From establishing relationships with supporters to managing their organization’s website and investigating grant opportunities, nonprofit employees have a lot on their plates. While your nonprofit is likely to have put together a highly qualified workforce, it’s natural to get into situations where you’ll require aid from outside sources.
Nonprofit employees have a lot on their plates, from building relationships with donors to administering their organization’s website and researching grant prospects.
While some of the nonprofit-like consulting services for nonprofit organizations are likely to have assembled a highly competent staff, you’ll undoubtedly run across instances where you’ll need help from other sources.
Some of the tips to consider them are:
Determining the type of Consultant:

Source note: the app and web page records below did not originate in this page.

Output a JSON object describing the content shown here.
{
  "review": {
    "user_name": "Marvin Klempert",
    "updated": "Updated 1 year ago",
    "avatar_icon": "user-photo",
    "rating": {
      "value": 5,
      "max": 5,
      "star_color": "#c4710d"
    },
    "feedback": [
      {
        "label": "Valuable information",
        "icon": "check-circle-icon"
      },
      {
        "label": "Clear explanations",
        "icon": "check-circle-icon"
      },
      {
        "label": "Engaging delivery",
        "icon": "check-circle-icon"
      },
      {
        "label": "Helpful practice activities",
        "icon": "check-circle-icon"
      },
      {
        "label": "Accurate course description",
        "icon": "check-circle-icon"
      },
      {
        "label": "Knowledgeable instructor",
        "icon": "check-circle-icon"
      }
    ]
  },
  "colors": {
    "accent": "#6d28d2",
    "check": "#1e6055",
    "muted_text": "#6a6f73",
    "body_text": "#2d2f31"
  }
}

Nonprofits face a range of difficulties, and consulting services such as consultants for nonprofits are available to help with each one. Many consultants can help with various issues, but you wouldn’t ask your technical consultant for help with donor-related queries.
You can choose from different types of consultants like Fundraising Consultant, Accounting and Compliance Consulting, Internal Development Consulting with their respective work.

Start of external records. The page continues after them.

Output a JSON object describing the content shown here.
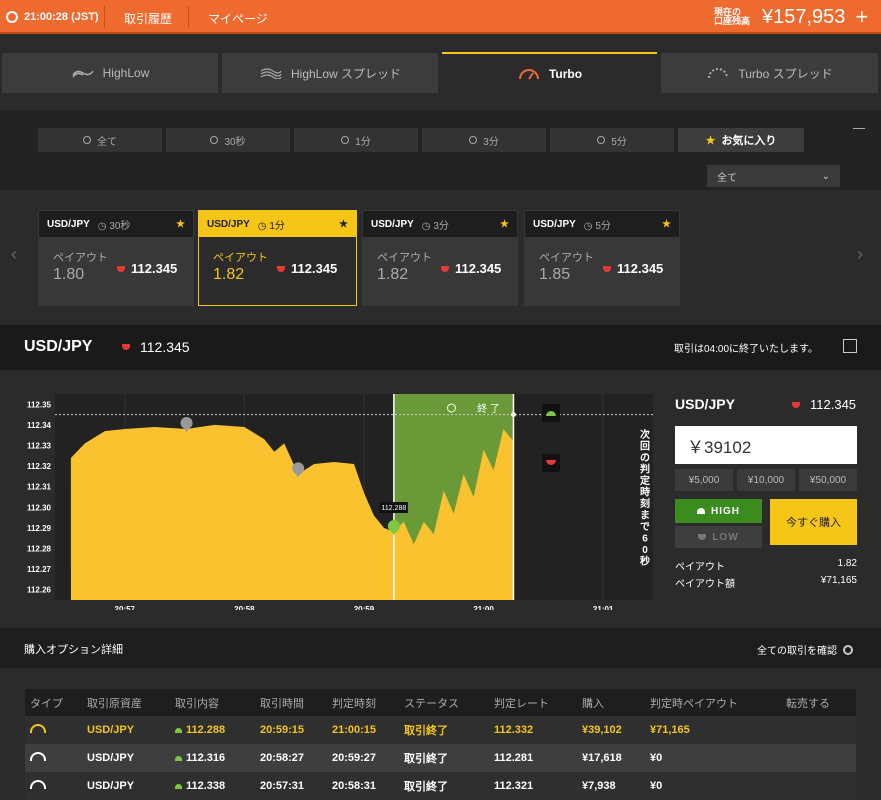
{
  "header": {
    "clock": "21:00:28 (JST)",
    "trade_history": "取引履歴",
    "my_page": "マイページ",
    "balance_label_line1": "現在の",
    "balance_label_line2": "口座残高",
    "balance": "¥157,953",
    "add_symbol": "+"
  },
  "tabs": [
    {
      "label": "HighLow"
    },
    {
      "label": "HighLow スプレッド"
    },
    {
      "label": "Turbo"
    },
    {
      "label": "Turbo スプレッド"
    }
  ],
  "filters": [
    {
      "label": "全て"
    },
    {
      "label": "30秒"
    },
    {
      "label": "1分"
    },
    {
      "label": "3分"
    },
    {
      "label": "5分"
    },
    {
      "label": "お気に入り"
    }
  ],
  "dropdown": {
    "value": "全て"
  },
  "cards": [
    {
      "pair": "USD/JPY",
      "duration": "30秒",
      "payout_label": "ペイアウト",
      "payout": "1.80",
      "rate": "112.345"
    },
    {
      "pair": "USD/JPY",
      "duration": "1分",
      "payout_label": "ペイアウト",
      "payout": "1.82",
      "rate": "112.345"
    },
    {
      "pair": "USD/JPY",
      "duration": "3分",
      "payout_label": "ペイアウト",
      "payout": "1.82",
      "rate": "112.345"
    },
    {
      "pair": "USD/JPY",
      "duration": "5分",
      "payout_label": "ペイアウト",
      "payout": "1.85",
      "rate": "112.345"
    }
  ],
  "pair_bar": {
    "pair": "USD/JPY",
    "rate": "112.345",
    "close_info": "取引は04:00に終了いたします。"
  },
  "chart": {
    "yticks": [
      "112.35",
      "112.34",
      "112.33",
      "112.32",
      "112.31",
      "112.30",
      "112.29",
      "112.28",
      "112.27",
      "112.26"
    ],
    "xticks": [
      "20:57",
      "20:58",
      "20:59",
      "21:00",
      "21:01"
    ],
    "end_label": "終 了",
    "countdown": "次回の判定時刻まで60秒",
    "entry_tag": "112.288"
  },
  "chart_data": {
    "type": "area",
    "ylim": [
      112.255,
      112.355
    ],
    "x": [
      "20:56:33",
      "20:56:40",
      "20:56:50",
      "20:57:00",
      "20:57:15",
      "20:57:31",
      "20:57:45",
      "20:58:00",
      "20:58:10",
      "20:58:15",
      "20:58:20",
      "20:58:27",
      "20:58:35",
      "20:58:45",
      "20:58:55",
      "20:59:00",
      "20:59:05",
      "20:59:10",
      "20:59:15",
      "20:59:20",
      "20:59:25",
      "20:59:30",
      "20:59:35",
      "20:59:40",
      "20:59:45",
      "20:59:50",
      "20:59:55",
      "21:00:00",
      "21:00:05",
      "21:00:10",
      "21:00:15"
    ],
    "values": [
      112.324,
      112.331,
      112.337,
      112.338,
      112.339,
      112.338,
      112.34,
      112.339,
      112.333,
      112.327,
      112.331,
      112.316,
      112.321,
      112.322,
      112.321,
      112.307,
      112.296,
      112.29,
      112.288,
      112.293,
      112.282,
      112.293,
      112.287,
      112.308,
      112.297,
      112.316,
      112.305,
      112.328,
      112.318,
      112.338,
      112.332
    ]
  },
  "trade_panel": {
    "pair": "USD/JPY",
    "rate": "112.345",
    "amount": "￥39102",
    "quick_amounts": [
      "¥5,000",
      "¥10,000",
      "¥50,000"
    ],
    "high": "HIGH",
    "low": "LOW",
    "buy": "今すぐ購入",
    "payout_label": "ペイアウト",
    "payout_value": "1.82",
    "payout_amount_label": "ペイアウト額",
    "payout_amount_value": "¥71,165"
  },
  "details": {
    "title": "購入オプション詳細",
    "link": "全ての取引を確認",
    "headers": [
      "タイプ",
      "取引原資産",
      "取引内容",
      "取引時間",
      "判定時刻",
      "ステータス",
      "判定レート",
      "購入",
      "判定時ペイアウト",
      "転売する"
    ],
    "rows": [
      {
        "asset": "USD/JPY",
        "content": "112.288",
        "time": "20:59:15",
        "judge": "21:00:15",
        "status": "取引終了",
        "rate": "112.332",
        "buy": "¥39,102",
        "payout": "¥71,165"
      },
      {
        "asset": "USD/JPY",
        "content": "112.316",
        "time": "20:58:27",
        "judge": "20:59:27",
        "status": "取引終了",
        "rate": "112.281",
        "buy": "¥17,618",
        "payout": "¥0"
      },
      {
        "asset": "USD/JPY",
        "content": "112.338",
        "time": "20:57:31",
        "judge": "20:58:31",
        "status": "取引終了",
        "rate": "112.321",
        "buy": "¥7,938",
        "payout": "¥0"
      }
    ]
  },
  "colors": {
    "accent": "#ef6a2f",
    "highlight": "#f5c518",
    "high": "#3a8c1e",
    "low": "#e53935",
    "area": "#f9c22e",
    "window": "#6a9a38"
  }
}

Understand Your Query:
Nonprofit consultants such as consulting services for nonprofit organizations are subject to a few common misunderstandings. One advantage is that consultants can enter nonprofits and assess what needs to be done right away.
Nonprofits, on the other hand, must establish what they require from consultants ahead of time for a variety of reasons.
Get Proper Referrals:
With so many consultants to choose from, you’ll want to do your homework and compile a comprehensive list of prospects. You can compile this list in a variety of ways, but the two most common are receiving referrals from other nonprofits and conducting your own online research.
Referrals are beneficial since they frequently provide personal accounts of what it’s like to work with a certain consultant. Of course, they are confined to the viewpoint of a single nonprofit, which may or may not operate similarly to yours. However, you can generally trust consultants who come highly recommended and are worth investigating further.
Set Proper Guidelines
Define a few precise project specifications, such as a broad budget, a start date, and a rough schedule. These should be documented and shared with your board of directors and potential consultants.
Discussing your Work with your Directors:
Before moving forward, get your board’s approval to employ a consultant. This might be a big investment, depending on the complexity of your project, so having all of your key decision-makers on the same page from the outset is beneficial.
Understanding Your Partnership
The consultant you engage will enter into a business arrangement with your organization, but they may also be a long-term resource and strategic partner. By sharing information about your nonprofit’s future goals and how you see a consultant fitting into them, you may lay the framework for a successful engagement.
Non-Profit Consulting can be important for your business, but choosing the right one is very important. Partnership, reviewing, nonprofits courses, On and research can be your key term to understanding their need, and then you can ace your business with the right decision.